## WHAT THE TASK REQUIRES
Tally the lines in the data that follows that include the word "highlighted", and report nothing but the total.

*** RECORDS FOR THE TASK Section Begins ***

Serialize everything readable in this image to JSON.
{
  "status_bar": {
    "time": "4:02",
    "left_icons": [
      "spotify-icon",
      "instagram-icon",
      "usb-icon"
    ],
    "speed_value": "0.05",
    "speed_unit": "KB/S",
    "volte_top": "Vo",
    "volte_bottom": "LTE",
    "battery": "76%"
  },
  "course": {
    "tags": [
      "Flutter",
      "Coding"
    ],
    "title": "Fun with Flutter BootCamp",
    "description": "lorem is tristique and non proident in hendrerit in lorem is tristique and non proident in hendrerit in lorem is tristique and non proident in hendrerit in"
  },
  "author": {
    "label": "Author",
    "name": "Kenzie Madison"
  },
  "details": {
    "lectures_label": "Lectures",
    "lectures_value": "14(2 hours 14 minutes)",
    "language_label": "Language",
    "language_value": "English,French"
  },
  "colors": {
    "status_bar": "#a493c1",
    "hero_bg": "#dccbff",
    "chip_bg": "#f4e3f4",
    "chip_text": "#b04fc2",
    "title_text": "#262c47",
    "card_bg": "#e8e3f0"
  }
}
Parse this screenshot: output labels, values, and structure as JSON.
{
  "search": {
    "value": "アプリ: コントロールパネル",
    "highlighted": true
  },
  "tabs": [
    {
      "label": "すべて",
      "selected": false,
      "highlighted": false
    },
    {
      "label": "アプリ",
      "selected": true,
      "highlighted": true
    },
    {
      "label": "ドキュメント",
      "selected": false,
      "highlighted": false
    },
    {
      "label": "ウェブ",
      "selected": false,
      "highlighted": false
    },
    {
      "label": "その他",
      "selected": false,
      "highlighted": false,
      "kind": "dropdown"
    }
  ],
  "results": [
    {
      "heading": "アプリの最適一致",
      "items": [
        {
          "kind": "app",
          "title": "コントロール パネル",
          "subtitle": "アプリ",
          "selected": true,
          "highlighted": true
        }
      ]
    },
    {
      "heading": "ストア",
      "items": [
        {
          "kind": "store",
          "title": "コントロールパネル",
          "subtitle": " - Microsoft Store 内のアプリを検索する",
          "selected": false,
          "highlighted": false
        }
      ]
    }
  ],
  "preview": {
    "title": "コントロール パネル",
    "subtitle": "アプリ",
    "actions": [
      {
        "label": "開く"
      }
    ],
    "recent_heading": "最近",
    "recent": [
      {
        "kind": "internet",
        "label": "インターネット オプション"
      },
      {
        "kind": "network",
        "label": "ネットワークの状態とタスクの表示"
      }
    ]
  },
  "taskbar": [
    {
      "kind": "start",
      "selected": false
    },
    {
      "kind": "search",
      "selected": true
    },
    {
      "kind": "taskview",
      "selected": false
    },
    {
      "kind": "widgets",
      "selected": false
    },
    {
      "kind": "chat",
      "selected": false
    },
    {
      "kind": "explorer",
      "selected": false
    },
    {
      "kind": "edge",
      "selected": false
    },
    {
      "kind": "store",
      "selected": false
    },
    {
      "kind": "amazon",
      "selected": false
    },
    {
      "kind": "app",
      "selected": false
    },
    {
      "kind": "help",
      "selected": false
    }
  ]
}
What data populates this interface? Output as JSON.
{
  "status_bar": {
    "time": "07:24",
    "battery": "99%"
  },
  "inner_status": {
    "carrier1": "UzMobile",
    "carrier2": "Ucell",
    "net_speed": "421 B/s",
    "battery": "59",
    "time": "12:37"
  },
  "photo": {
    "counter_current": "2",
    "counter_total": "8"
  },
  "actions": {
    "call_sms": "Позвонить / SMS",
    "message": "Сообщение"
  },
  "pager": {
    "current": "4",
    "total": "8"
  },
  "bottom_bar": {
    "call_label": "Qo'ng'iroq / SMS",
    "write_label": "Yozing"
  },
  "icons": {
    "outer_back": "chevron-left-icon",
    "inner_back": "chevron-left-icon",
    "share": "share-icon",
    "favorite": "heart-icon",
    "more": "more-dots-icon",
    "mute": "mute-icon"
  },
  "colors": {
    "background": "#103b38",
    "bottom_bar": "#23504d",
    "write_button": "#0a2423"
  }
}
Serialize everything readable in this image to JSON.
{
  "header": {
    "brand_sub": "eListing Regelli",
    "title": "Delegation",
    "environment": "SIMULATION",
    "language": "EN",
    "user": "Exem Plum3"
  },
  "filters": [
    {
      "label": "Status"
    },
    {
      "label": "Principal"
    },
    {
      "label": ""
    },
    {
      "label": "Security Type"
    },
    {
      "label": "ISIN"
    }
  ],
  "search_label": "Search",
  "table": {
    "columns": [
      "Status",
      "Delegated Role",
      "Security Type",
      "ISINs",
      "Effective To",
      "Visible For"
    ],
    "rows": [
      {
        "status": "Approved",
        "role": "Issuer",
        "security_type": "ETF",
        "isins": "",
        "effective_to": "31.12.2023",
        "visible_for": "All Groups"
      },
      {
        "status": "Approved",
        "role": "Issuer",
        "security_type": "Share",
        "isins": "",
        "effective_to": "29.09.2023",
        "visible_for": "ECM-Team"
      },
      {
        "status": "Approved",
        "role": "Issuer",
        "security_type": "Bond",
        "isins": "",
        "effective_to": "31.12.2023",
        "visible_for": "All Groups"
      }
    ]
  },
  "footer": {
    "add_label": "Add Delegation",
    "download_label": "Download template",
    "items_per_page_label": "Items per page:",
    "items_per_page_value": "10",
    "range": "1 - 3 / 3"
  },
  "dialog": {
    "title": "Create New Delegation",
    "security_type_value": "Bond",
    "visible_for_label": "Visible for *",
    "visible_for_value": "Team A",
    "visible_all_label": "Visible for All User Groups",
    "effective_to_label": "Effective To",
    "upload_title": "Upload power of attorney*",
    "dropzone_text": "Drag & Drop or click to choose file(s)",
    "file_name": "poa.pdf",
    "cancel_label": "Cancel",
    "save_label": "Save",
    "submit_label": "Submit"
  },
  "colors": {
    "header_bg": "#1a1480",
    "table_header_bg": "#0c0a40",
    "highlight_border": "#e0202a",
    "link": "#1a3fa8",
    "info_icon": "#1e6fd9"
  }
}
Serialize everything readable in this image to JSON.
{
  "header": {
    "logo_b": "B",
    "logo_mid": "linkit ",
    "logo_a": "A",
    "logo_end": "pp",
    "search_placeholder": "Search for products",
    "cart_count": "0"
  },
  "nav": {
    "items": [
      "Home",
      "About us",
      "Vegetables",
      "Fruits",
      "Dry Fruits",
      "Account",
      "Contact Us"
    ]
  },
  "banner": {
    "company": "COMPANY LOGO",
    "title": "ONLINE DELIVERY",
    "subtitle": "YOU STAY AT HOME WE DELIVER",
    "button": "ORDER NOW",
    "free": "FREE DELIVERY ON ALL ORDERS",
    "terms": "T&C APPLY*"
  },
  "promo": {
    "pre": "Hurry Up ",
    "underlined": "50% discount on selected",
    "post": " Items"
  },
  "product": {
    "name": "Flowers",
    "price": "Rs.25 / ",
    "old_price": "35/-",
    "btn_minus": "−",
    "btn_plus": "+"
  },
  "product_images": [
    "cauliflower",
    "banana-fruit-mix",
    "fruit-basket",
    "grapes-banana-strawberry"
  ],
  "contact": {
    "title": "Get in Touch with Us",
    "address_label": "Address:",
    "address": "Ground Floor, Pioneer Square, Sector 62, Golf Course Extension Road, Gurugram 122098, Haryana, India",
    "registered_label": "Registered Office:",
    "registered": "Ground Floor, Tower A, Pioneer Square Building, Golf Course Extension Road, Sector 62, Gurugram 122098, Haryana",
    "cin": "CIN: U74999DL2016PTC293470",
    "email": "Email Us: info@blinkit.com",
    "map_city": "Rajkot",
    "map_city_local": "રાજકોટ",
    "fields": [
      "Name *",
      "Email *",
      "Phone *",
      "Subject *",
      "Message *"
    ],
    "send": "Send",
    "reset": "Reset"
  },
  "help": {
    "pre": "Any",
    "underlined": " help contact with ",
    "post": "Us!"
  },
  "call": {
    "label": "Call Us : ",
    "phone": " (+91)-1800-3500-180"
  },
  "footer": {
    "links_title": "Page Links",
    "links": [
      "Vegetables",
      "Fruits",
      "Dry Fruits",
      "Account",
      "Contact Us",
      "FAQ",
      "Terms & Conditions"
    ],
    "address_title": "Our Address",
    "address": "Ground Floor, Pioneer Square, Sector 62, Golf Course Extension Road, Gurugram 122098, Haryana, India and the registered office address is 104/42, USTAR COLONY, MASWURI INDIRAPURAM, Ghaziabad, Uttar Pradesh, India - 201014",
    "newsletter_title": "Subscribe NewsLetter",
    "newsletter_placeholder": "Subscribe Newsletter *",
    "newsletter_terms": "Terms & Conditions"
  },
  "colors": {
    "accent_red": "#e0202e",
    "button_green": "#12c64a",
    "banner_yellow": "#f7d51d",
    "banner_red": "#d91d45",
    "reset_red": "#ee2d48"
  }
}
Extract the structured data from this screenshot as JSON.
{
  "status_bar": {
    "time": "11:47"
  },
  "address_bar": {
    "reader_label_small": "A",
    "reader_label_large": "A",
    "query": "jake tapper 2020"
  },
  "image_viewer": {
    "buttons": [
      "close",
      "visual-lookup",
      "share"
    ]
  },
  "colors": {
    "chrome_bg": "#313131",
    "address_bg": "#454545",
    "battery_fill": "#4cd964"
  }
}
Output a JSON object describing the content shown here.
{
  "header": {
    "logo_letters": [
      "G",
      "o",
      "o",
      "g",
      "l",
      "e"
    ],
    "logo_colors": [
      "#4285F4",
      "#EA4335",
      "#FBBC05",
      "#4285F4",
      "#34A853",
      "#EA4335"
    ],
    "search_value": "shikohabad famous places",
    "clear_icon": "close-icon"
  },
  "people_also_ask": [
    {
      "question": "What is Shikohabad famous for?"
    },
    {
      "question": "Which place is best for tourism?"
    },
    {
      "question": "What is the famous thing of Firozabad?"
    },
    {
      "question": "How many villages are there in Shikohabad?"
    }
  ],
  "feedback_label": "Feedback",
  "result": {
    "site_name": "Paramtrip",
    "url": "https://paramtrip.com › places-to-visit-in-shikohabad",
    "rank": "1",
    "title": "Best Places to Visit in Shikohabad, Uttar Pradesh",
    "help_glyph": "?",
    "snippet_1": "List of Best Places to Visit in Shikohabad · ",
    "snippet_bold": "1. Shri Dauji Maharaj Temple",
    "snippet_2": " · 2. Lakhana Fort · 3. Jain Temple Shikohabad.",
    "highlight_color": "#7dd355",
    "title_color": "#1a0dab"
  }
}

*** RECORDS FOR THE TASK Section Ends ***

## COMPLETED TASK
8